When I recently went to nErDcampNNE I brought one of my book boxes. Every book I create with Houghton Mifflin has its own box. Some boxes are bigger than others. They get filled with ticket stubs, receipts, articles, books, drafts, photo release forms, and all sorts of stuff that pertain to the writing of the book. They do NOT include all of the articles I have read online or in libraries, or the piles of books that I am not able to keep, including rare editions and such. It also does not include the hundreds of photos I take and download to my computer.
It does take many "gallons" of research for each book. Every nonfiction writer will tell you the same thing. But we enjoy it! It's a treasure hunt -- an extreme sport -- a time to EXPLORE!
There are so many ways that teachers can spur on this exciting phase of writing with students. Loree Griffen Burns, Melissa Stewart, and I discussed having students interview each other, parents, teachers, and community members. Teaching students interview etiquette and how to write questions and ask follow-up questions is part of the learning process.

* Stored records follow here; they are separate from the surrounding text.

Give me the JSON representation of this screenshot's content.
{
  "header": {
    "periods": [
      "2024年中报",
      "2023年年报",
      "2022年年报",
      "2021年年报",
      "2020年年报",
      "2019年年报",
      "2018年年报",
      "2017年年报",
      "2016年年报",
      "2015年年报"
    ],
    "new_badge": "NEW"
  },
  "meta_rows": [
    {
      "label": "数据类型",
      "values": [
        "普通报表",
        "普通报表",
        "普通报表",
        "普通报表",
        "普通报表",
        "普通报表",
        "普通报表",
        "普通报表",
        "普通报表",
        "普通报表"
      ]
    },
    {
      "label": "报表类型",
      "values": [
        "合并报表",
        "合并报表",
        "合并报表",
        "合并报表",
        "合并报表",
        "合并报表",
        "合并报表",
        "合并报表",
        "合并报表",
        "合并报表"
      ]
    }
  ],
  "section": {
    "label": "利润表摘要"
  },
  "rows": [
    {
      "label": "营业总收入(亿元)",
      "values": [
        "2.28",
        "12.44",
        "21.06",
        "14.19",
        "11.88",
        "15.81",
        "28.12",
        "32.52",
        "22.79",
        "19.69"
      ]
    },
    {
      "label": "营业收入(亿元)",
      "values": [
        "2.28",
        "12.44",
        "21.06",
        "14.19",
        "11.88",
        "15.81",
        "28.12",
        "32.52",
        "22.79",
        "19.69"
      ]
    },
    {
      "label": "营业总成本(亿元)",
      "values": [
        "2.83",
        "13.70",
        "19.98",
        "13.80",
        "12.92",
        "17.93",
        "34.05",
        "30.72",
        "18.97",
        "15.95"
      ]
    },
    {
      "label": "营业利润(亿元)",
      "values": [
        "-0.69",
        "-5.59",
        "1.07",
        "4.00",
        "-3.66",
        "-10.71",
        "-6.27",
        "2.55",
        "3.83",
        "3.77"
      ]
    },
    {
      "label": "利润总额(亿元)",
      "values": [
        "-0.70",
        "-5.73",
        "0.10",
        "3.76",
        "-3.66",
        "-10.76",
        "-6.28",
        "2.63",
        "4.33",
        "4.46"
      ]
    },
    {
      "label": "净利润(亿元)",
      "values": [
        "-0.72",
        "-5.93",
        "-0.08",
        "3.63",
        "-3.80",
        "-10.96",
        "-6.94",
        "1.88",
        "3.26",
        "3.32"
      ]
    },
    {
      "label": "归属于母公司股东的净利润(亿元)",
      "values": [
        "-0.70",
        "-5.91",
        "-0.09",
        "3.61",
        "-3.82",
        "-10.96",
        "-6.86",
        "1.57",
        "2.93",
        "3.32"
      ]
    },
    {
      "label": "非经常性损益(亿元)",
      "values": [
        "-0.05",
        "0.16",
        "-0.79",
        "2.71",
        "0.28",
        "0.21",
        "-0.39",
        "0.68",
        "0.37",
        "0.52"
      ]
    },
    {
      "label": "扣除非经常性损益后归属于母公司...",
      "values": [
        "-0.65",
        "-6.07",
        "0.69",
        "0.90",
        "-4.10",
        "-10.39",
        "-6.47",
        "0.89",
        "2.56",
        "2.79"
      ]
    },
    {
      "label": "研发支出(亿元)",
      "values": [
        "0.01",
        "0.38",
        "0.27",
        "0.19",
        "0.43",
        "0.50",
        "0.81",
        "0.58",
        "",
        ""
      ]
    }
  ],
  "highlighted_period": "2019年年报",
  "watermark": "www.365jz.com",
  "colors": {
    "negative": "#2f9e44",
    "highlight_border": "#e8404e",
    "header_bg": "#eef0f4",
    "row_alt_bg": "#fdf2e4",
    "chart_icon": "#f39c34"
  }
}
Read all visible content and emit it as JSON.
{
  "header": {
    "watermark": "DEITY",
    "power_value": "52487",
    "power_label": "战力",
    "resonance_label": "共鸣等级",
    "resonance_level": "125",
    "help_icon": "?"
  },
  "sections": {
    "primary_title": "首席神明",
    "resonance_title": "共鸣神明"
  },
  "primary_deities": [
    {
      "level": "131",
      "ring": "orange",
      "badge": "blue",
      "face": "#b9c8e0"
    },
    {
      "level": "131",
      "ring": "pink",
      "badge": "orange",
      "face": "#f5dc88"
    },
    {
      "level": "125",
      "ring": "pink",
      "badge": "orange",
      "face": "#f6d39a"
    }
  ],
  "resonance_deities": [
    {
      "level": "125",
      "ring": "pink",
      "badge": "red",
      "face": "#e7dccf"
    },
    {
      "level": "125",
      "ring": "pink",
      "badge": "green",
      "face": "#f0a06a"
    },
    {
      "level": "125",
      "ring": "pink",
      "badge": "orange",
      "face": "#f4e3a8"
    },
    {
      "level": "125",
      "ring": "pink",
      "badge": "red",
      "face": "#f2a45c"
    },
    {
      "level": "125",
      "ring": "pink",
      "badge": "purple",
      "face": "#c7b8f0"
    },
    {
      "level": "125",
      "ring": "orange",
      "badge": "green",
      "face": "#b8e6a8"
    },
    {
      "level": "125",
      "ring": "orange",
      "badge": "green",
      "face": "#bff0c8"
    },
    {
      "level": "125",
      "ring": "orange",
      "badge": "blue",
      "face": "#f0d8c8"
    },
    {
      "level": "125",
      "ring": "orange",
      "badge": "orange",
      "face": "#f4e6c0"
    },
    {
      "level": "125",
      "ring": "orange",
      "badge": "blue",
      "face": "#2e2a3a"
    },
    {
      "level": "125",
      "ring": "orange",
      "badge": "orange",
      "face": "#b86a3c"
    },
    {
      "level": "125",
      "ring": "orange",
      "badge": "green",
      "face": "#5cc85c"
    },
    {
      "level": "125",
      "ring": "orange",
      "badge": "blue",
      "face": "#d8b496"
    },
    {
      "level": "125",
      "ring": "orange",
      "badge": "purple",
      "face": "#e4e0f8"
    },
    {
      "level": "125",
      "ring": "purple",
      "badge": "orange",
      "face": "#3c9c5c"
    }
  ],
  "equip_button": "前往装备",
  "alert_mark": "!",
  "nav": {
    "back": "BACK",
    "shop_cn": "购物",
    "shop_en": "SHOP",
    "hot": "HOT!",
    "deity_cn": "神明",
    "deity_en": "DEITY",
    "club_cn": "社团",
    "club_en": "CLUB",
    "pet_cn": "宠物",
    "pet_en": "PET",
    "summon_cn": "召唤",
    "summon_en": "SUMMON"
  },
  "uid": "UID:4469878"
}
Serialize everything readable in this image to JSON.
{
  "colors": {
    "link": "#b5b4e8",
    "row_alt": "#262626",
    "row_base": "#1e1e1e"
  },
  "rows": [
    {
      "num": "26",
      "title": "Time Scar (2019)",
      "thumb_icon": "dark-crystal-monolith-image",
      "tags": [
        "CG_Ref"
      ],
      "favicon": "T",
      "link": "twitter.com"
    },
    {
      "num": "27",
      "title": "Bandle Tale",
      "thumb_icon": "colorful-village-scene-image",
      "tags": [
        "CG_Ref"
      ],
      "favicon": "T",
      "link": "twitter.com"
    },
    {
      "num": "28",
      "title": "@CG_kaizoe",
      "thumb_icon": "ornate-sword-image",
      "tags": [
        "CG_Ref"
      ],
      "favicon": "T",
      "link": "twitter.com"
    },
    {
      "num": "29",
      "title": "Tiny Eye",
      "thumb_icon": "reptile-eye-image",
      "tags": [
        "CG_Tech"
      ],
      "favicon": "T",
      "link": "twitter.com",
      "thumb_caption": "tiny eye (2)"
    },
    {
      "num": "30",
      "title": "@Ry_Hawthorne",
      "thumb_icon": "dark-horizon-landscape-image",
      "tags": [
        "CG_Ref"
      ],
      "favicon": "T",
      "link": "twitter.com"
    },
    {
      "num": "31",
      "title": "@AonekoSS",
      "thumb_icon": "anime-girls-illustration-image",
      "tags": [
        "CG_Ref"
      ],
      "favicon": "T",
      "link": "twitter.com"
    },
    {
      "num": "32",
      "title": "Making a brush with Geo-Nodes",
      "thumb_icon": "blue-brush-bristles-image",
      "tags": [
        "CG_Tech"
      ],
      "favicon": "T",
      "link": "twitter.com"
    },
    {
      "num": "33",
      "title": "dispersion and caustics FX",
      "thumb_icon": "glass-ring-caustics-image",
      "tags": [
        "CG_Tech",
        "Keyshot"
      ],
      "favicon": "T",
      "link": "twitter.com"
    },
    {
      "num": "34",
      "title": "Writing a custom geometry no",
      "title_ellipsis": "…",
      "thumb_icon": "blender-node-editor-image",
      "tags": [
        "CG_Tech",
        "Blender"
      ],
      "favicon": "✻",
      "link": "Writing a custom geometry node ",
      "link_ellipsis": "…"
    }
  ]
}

Thinking of the research phase more like a quest than finding three sources for a project is the goal. Making discoveries and letting those discoveries lead to more questions and on to more discoveries is the joy we nonfiction authors feel every day.
And then after all that research we have to distill it down - just like boiling down the sap - to find the jewels we want to include in shaping the book we write.
Ask any nonfiction author about their research and you will be in for a treat!